In a blender or food processor, combine garlic, parsley, cilantro, green onions, apple cider vinegar, olive oil, salt, pepper and aguardiente. Process or blend until the mixture is liquified and thoroughly emulsified. Set aside for sandwich assembly.

Making the Pico de Gallo

In a small bowl, combine the diced tomato, onion, jalapeno, cilantro, lime juice and oil. Season as needed with salt and pepper. Set aside, covered, until you're ready for sandwich assembly.

Making the Carne Desmechada (Shredded Flank Steak)

Season flank steak with salt and pepper. In a pressure cooker, sear flank steak, then add onions, garlic, serrano chiles, water, beef bouillon, and aguardiente. Cook in pressure cooker for 25-30 minutes. Release steam, remove steak and shred the meat. Set aside. Reserve 1/2 cup of the liquid for use in the Hogao. You can also cook the carne in a slow cooker or in the oven but you will need to increase the cooking time to over 2 hours.

Making the Hogao

In a sauce pot, heat oil. Add onions, green onions, garlic, and tomatoes. Cook slowly, allowing all of the ingredients to become soft and the consistency to become "au sec" (almost dry). Add the aguardiente, the 1/2 cup liquid from the Carne, cumin, cilantro and salt and pepper. Stir and simmer until the sauce again becomes au sec. Add the shredded beef and set aside for sandwich assembly.

Making the Arepas

Using a silpat or plastic wrap, roll out 5 of the masarepa dough balls to 1/8" thick. Lay a slice of the pepper cheese in the center of each and fold the edges over to completely encase the cheese in dough. Roll out the remaining 5 dough balls to 1/4" thick. (They should all look like thick tortillas) On a skillet, griddle or grill top, cook the arepas for about 3 minutes per side until dark spots begin to appear. Be careful to not burn them... we are walking a fine line here making sure the arepas are crispy and browned but not scorched.

Assembling the Arepas Rellenas

On a plate, lay down one of the unstuffed arepas.
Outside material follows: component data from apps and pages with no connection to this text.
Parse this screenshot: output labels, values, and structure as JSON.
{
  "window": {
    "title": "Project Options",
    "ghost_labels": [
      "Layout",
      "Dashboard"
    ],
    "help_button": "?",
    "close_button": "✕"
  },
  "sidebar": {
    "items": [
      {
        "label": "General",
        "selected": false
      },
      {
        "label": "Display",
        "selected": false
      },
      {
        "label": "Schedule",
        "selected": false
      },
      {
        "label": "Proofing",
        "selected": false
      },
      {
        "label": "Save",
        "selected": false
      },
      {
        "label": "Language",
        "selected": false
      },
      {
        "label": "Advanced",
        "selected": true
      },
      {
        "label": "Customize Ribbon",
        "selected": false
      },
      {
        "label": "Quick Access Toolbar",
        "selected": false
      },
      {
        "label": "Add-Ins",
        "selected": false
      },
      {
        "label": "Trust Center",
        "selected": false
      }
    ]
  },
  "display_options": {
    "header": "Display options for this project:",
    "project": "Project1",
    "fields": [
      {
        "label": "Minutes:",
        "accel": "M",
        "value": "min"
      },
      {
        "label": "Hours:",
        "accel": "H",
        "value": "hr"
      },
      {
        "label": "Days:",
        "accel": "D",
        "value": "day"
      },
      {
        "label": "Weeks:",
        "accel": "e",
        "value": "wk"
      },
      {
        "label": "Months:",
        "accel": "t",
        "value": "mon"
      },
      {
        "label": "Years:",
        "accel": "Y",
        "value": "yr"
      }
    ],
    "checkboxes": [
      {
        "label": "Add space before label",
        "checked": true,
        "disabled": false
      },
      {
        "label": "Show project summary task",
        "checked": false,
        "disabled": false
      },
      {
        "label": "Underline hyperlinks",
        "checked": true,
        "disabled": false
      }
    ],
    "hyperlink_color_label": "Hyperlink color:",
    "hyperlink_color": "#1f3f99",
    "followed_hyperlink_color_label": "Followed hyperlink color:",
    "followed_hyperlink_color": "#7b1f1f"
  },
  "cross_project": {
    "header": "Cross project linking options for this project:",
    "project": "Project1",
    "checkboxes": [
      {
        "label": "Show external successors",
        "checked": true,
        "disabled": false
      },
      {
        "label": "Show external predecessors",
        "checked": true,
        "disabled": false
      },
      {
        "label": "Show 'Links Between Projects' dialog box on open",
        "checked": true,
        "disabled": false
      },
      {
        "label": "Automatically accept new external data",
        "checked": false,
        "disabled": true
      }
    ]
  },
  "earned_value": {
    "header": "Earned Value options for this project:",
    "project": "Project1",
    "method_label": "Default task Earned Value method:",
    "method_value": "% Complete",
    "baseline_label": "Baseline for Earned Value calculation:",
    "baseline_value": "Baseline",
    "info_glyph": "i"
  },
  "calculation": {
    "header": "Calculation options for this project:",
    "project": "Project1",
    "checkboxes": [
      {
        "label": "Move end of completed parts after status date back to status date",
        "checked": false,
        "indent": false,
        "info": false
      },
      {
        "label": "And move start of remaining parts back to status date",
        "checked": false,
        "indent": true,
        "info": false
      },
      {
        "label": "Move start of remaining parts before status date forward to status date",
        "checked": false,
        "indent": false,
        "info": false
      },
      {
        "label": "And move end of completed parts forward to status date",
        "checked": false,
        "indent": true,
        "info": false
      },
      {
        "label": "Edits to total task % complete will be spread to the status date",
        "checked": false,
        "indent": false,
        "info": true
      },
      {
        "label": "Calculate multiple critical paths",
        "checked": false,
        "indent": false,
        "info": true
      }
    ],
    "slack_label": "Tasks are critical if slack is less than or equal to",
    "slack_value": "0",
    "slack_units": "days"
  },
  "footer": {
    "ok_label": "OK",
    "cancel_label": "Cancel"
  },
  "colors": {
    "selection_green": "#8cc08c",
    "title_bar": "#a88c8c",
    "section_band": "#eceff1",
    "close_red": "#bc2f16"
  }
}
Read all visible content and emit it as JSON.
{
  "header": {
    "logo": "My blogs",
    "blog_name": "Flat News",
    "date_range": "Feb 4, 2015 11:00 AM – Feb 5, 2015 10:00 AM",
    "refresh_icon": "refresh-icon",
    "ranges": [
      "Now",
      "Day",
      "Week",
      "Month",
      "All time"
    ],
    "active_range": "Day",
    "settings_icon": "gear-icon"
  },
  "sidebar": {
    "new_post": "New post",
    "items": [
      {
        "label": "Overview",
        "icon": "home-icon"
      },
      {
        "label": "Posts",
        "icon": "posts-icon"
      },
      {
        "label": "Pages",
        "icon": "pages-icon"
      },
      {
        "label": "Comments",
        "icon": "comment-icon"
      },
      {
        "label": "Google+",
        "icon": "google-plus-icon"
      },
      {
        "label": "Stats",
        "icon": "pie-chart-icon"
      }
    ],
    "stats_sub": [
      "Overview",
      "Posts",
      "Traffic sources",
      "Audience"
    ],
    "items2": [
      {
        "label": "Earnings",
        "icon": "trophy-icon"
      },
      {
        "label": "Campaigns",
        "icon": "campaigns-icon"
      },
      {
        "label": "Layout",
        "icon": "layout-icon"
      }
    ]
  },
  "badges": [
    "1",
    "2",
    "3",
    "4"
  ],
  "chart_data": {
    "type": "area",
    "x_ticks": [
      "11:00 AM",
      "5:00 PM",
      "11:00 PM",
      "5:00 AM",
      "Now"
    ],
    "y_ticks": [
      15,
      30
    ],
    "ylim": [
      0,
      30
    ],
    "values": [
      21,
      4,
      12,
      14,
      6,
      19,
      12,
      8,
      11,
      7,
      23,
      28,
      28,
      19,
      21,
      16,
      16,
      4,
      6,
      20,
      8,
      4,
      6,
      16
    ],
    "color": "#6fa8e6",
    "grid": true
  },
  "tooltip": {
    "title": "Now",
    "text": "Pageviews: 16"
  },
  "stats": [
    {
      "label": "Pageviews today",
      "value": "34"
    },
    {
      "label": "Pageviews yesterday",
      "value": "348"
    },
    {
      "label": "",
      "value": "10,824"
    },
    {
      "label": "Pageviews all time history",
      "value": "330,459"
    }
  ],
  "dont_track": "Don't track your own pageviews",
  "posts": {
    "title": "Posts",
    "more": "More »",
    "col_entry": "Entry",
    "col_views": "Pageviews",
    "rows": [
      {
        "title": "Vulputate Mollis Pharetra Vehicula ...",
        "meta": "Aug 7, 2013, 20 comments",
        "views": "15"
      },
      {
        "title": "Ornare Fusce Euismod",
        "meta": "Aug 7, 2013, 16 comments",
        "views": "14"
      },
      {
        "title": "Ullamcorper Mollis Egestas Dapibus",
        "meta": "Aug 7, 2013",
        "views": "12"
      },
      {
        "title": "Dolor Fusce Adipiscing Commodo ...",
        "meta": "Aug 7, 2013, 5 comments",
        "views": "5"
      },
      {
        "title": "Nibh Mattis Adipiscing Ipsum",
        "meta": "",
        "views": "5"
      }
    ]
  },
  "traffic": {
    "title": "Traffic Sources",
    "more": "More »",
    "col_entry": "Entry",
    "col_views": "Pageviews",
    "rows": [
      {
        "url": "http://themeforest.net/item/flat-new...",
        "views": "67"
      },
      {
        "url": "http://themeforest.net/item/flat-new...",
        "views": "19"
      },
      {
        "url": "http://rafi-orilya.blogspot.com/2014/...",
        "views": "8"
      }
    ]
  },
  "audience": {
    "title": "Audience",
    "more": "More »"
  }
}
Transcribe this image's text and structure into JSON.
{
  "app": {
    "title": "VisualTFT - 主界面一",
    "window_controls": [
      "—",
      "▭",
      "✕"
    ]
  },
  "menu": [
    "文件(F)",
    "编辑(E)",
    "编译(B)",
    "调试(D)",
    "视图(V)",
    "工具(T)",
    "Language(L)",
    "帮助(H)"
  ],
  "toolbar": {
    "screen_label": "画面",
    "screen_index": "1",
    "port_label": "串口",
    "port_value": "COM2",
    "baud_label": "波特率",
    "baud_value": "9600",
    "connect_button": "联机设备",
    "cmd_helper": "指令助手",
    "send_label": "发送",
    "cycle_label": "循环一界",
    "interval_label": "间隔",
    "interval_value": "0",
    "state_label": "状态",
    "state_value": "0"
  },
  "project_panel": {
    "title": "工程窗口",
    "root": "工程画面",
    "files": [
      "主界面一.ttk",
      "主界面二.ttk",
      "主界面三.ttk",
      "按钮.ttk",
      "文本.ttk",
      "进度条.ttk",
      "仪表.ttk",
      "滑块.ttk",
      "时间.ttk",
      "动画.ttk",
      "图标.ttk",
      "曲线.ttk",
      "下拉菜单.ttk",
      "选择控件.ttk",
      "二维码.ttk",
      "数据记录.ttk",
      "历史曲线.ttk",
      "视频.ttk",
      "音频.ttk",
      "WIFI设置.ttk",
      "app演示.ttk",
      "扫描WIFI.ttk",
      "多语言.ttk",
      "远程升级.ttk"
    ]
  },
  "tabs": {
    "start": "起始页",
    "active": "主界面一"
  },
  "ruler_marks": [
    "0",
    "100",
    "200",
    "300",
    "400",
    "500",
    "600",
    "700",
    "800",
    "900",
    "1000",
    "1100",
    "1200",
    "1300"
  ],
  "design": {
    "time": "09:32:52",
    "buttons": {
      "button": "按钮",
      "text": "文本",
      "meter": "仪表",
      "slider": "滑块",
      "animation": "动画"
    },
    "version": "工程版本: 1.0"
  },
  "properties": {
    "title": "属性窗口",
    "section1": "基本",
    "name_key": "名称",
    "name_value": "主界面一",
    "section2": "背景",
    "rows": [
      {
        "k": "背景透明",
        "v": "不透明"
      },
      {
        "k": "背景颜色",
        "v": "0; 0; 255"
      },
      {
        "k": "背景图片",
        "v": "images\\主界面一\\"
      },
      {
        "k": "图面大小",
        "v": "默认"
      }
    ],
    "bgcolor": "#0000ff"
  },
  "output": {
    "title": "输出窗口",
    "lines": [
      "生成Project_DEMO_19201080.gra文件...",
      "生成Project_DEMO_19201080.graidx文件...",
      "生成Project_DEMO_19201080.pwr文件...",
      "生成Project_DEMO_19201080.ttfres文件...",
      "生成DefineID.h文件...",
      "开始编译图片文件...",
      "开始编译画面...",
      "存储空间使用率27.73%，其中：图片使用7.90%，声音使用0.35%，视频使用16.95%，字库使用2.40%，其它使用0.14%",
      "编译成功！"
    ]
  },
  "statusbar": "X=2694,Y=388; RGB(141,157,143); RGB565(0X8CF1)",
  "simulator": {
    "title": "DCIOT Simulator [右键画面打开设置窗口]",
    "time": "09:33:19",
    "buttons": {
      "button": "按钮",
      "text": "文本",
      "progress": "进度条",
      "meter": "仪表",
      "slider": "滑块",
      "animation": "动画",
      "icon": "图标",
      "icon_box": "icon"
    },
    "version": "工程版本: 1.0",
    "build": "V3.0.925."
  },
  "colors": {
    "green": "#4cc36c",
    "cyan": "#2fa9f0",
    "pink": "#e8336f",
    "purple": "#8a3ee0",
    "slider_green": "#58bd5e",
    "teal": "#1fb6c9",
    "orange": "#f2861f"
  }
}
Spread on a thin layer of refried black beans. Spoon on and spread out some of the carne and hogao. Top that with some gently crushed chicharrones. Add a few strips of the roasted jalapeno. Spoon on some pico de gallo and drizzle that with chimichurri sauce. Add a dollop of sour cream and top with the cheese-stuffed arepa. I like to garnish this with lime wedges and additional chicharonnes.

Write a Comment

No Comments

    There are currently no twists for this recipe.
    Be the first to write one!